For Minnesotans who become separated from their dogs, Lost Dogs-MN can be a powerful tool and source of great hope. Lost Dogs-MN is an all-volunteer run website and Facebook page that allows those who have lost their furry family members or found a wandering canine an opportunity to get the word out fast and effectively--with impressive results.
In 2012, 1,189 missing dogs listed with Lost Dogs-MN were safely reunited with their owners. Another 1,128 dogs that were found by good Samaritans, and although owners could not be located, they were safely placed into rescue or adopted homes. Sadly, 61 missing dogs were found deceased.
Dogs end up “lost” for a variety of reasons. Some may have fear and anxiety issues and may have bolted after a loud noise or stressful event. Others may simply have a case of doggie wanderlust. Whatever the reason, dogs can be incredibly resourceful when it comes to escaping fenced yards, leashes, and closed kennel doors, even when pet parents are being careful. Once that happens, dogs can go into survival mode quickly, making it difficult to get them back.
“Survival mode can kick in as fast as within 24 hours,” says Lost Dogs-MN volunteer Tara Wedgewood, “and when that happens, dogs think solely of finding food, water, shelter, and hiding spots, and avoiding predators. They might see their owner and keep running.” Lost Dogs-MN has a number of tips on their website for what frantic dog guardians can do if their dog becomes lost.

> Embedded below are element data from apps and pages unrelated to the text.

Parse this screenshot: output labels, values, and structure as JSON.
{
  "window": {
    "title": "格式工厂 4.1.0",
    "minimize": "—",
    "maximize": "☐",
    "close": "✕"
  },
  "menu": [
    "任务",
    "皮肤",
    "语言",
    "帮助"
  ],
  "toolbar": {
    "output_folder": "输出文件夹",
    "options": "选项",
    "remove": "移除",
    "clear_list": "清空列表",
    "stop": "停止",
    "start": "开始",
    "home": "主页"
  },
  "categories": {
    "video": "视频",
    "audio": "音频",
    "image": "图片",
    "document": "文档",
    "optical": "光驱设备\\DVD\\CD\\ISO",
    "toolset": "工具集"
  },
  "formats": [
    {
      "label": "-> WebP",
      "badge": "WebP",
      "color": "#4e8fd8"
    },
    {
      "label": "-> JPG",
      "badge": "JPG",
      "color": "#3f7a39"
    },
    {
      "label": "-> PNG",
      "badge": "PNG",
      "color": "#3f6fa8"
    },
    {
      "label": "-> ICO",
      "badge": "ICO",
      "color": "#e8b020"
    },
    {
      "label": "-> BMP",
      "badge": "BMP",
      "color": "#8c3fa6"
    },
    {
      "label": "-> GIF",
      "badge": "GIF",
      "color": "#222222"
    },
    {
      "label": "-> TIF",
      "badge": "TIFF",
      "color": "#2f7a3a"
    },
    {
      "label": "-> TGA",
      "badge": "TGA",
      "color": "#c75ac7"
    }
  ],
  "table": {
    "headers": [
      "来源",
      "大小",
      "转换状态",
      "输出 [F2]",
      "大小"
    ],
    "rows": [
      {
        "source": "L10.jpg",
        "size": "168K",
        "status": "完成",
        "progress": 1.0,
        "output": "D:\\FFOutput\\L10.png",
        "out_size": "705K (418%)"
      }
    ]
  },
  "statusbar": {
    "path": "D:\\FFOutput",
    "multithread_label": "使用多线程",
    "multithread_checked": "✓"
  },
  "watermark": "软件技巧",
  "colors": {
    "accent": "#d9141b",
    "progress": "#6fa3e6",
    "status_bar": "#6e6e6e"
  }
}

For those who might be tempted to give up hope once their dogs have been lost for a few days, perhaps the greatest inspiration is the story of Chassis, a Siberian Husky, who went missing from her Duluth backyard on January 2, 2012, and turned up fifty days later near the border of Iowa, 290 miles away from home. Given her physical condition when found, she is believed to have made the entire trip on foot.
Lost Dogs-MN’s success in facilitating the safe return of Chassis, widely reported in the media, including a report on local ABC affiliate, KSTP news, provided big visibility to the still-young organization, greatly increasing its number of Facebook fans. In turn, the boost in fans grew the network, augmenting its ability to reunite missing dogs with their families.
Lost Dogs-MN isn’t just for those who have lost dogs—it’s for those who have found lost dogs as well. “Too often, people see a dog wandering alongside the road and assume the dog is on the way home or has been dumped,” Wedgewood says, “The reality is that the majority of these dogs are lost, and they have families missing them somewhere. We will post found dogs, or even reports of sightings. We encourage people not to just drive by, but to try to help.”
“There are lots of things you can do—post information about the found dog and if you can get one, a good clear photo on Lost Dogs-MN. You should also post on Craigslist under Lost/Found: Pets and get the dog scanned for a microchip at your veterinarian. Get the word out however you can, by looking for posters in your area, and talking with the local police, neighbors, rescues, shelters, pounds, groomers, and pet supply stores. Think of how you would feel if your beloved pet was missing.”